- Key #4: Unique
- Key #5: Alliterative
- Key #6: Speakable
- Key #7: Spellable
- Key #8: Shocking
- Key #9: Personalized
The virtual libraries of Amazon customers
When I visit friends, I enjoy browsing the shelves of their book and music collections. I inevitably find items that I'd wanted to read or hear and never got around to it, or forgot the title the next time I visited my favorite media store.
Finding a book or music title on the shelf of a friend is the best way to find new material to enjoy -- it's why I like Amazon.com's "Listmania" feature. I can easily find people who seem to have enjoyed the same books or music that I already own, and from their public lists posted on Amazon, I can find other titles they enjoyed as well. Sometimes they even list WORST items, and I know to avoid those titles at all costs!
I used Amazon to create two lists of my own -- one on CREATIVITY and one on SELLING.
If you've created a Listmania on Amazon, please leave the link in the comments section of this blog post -- I'm always looking for recommendations from friends.
PS: One of the first books listed on my SELLING list is Jeffrey Gitomer's new title, "The Little Red Book of Selling." This book now surpasses his first work "The Sales Bible" as my all-time favorite book on selling.

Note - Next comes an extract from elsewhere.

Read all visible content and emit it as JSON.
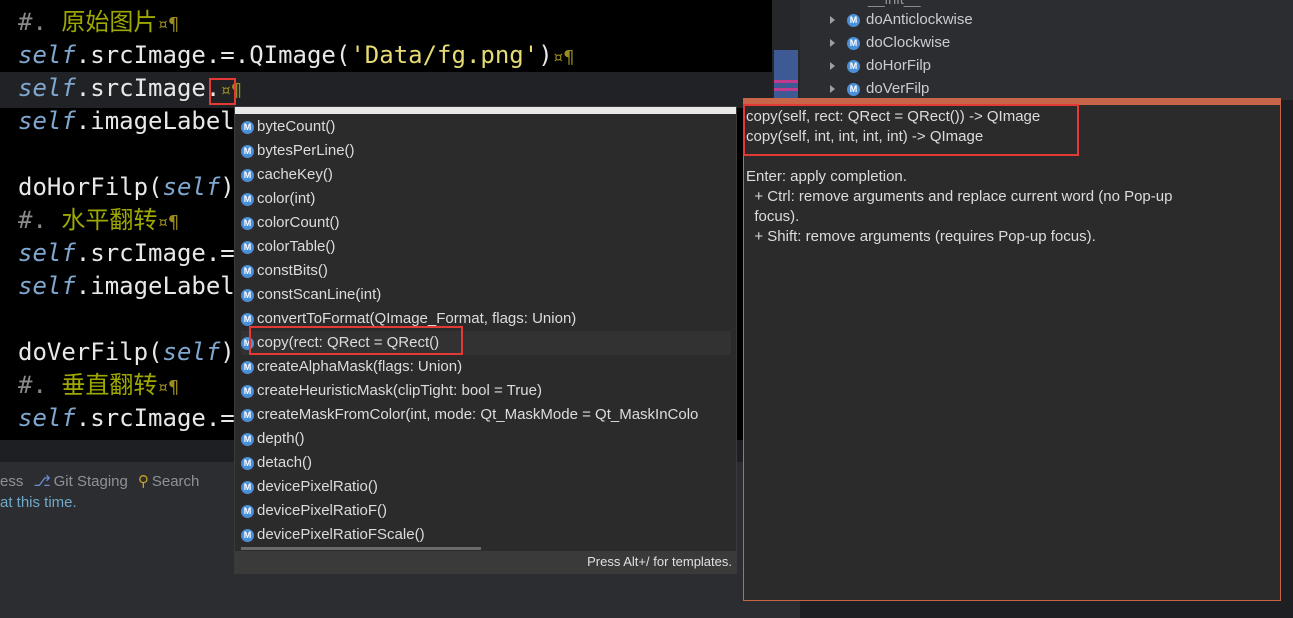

If you buy Gitomer's new book from Amazon.com tomorrow (Tueday, September 7th) and email the order confirmation to firstname.lastname@example.org, you'll receive a bunch of free stuff, including Jeffrey's never before seen "Little eBook on Follow-up", half-price registration on an up-coming seminar, and additional ebooks, reports, and articles from 15 other experts on branding, customer service, networking, and personal development.
You could also win a full hour, one-on-one, phone consultation with sales-guru-Gitomer himself!
Definitely worth the $13 you'll pay for the book, don't you think?
Only on September 7th!
Hot or Not? Blame Your Name
Survey says sexy is as sexy sounds
My buddy Peter Lloyd just posted the latest edition of his Heads Up! newsletter, and it features a link to a Nature.com article about researching the appeal of names vs. sex appeal.
I wonder if this could be done on a site like Amazon.com with book titles and cover art? It would truly be an experiment about judging a book by its cover.
Library of Unwritten Books
Matches nicely with my days of unpublished posts
Sorry for the lack of recent posts -- lots of stuff to write about, just haven't had much time to get them down on paper (down on pixels?).
I've been saving this link to an article about a Library of Unwritten Books for awhile, and since I've gone a stretch without writing anything myself, it seemed especially appropriate.